Data about app and page elements
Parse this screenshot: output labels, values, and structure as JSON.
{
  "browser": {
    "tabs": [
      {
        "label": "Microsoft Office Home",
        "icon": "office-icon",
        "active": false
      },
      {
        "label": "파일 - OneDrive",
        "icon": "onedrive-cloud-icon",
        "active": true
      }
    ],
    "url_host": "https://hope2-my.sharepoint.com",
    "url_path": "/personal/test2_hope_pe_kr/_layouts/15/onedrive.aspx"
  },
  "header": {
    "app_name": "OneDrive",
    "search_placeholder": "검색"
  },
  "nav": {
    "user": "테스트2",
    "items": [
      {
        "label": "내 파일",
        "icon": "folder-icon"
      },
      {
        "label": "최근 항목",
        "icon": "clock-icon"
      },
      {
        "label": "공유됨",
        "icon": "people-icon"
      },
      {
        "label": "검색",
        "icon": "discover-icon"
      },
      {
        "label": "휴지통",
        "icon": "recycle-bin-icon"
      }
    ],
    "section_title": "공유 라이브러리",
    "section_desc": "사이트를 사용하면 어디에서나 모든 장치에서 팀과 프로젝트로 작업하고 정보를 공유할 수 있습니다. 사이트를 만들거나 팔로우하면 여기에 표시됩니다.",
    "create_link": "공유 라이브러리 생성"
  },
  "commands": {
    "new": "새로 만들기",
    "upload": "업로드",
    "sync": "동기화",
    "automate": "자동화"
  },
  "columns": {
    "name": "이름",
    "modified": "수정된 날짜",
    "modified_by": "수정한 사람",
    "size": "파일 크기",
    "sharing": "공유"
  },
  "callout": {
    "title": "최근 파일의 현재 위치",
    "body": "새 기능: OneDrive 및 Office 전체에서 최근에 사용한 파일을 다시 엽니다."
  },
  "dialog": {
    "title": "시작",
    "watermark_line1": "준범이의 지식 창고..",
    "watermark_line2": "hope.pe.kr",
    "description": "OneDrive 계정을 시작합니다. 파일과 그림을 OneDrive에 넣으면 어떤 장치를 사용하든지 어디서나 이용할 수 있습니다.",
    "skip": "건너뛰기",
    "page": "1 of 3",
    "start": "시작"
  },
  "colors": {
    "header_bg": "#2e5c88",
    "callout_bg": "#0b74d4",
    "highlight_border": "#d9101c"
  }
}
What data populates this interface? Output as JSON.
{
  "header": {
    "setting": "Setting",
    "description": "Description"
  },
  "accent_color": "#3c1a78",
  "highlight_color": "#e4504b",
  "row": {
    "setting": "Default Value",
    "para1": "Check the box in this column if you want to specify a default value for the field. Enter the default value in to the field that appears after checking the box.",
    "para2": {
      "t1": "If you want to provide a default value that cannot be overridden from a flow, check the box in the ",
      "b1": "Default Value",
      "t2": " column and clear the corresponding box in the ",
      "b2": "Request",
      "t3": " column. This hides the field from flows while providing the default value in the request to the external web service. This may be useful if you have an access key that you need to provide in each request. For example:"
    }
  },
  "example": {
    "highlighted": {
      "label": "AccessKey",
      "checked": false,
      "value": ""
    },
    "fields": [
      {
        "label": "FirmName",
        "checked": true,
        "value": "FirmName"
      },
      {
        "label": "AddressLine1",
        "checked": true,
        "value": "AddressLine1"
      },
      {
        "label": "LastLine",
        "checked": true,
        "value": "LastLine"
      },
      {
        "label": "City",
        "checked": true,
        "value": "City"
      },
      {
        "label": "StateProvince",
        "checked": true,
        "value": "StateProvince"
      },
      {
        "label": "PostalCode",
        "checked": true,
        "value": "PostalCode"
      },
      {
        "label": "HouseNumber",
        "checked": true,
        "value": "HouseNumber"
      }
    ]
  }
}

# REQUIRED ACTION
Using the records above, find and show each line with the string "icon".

# EXERCISE RESULT
        "icon": "office-icon",
        "icon": "onedrive-cloud-icon",
        "icon": "folder-icon"
        "icon": "clock-icon"
        "icon": "people-icon"
        "icon": "discover-icon"
        "icon": "recycle-bin-icon"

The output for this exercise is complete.